Fast-approaching political scenarios you can expect and affect
Aug 30, 2012
The U.S. general elections are coming up fast. On Nov. 6, you’ll have the opportunity to help choose who should take office in the White House and in Congress.
You should also be aware of possible scenarios in Congress that may take place just before and after the elections that will have a far-reaching impact on you and your friends, family and neighbors.
Before the elections
No one knows for sure what will happen when Congress convenes for a short time in September and October before recessing until after the elections, but here’s the most likely scenario, based on what I’ve heard during recent visits to Washington, D.C:
Congress will pass, and the president will sign, a continuing resolution to fund the government until April 2013. Unless Congress passes a continuing resolution before Sept. 30, our country will default on its payments for programs such as highway maintenance, education, Medicare and almost every other government expenditure. Congress wants a short-term fix until the next Congress is sworn into office in January. They don’t want to see national and international markets experience another meltdown, and they certainly don’t want to face U.S. voters in October and explain they couldn’t agree on paying bills.
After the elections
When Congress first reconvenes after the elections, during the lame duck session—when some in attendance will not be in the 2013 Congress—there are three possible scenarios:

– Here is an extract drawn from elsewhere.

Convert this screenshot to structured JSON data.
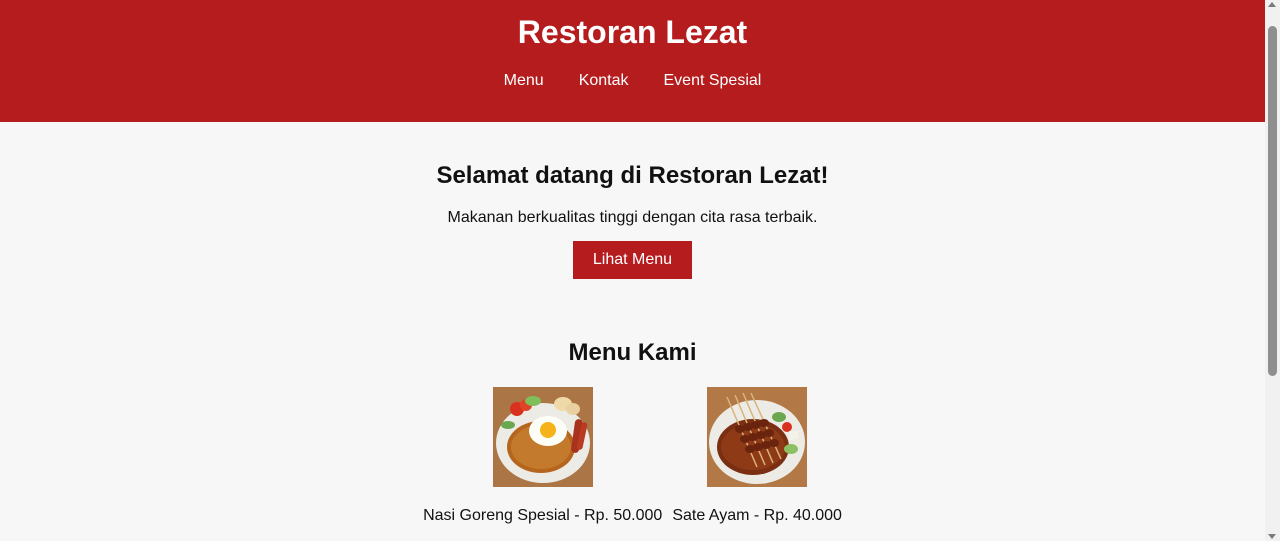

Scenario 1: Congress will resolve significant questions such as: Should tax bracket changes be made? Should taxes on income be revised? Should payroll taxes be raised? What should we do when Bush-era tax cuts expire on Jan. 1? Can entitlement reform be resolved for Medicare, Medicaid and Social Security or, at the very least, extended? Can a permanent payment system for physicians who care for elderly, commonly referred to as “doc-fix,” be put in place? Should defense funding be raised to previous levels or increased? This scenario is the least likely to happen.
Scenario 2: Based on the outcome of the elections, some major issues will be solved in the short-term. Defense and sequestration cuts will be funded for a short term, such as three to six months. Bush-era tax cuts will be extended for a short term. A short-term doc-fix will pass. The losing party in the elections will have to concede to several demands before any measure will pass.
Scenario 3: The elections will change or solidify the party in control of the House, Senate and White House. Bitterness on the part of the party that loses and ideals of what can happen in the future by the party that wins will make agreement on issues extremely unlikely. No major issues will be resolved. Bills may be introduced, but will go nowhere. This failure to act to avoid going off a fiscal cliff has been called the “let ’er rip” scenario.
Each of us has a major responsibility to cast ballots for the men and women who we believe will do the best job in representing our ideas, values and long-term goals. It can be a very frustrating process, but we are fortunate to have a system that allows us to elect our leaders. Take an active part in our nation’s future by casting your vote this year. Many men and women are serving and have served our country so that we have this freedom.
By Jeff Stingley
Director of Public Affairs
Click here to contact Jeff
Tweet E-mail to a friend Subscribe Print this page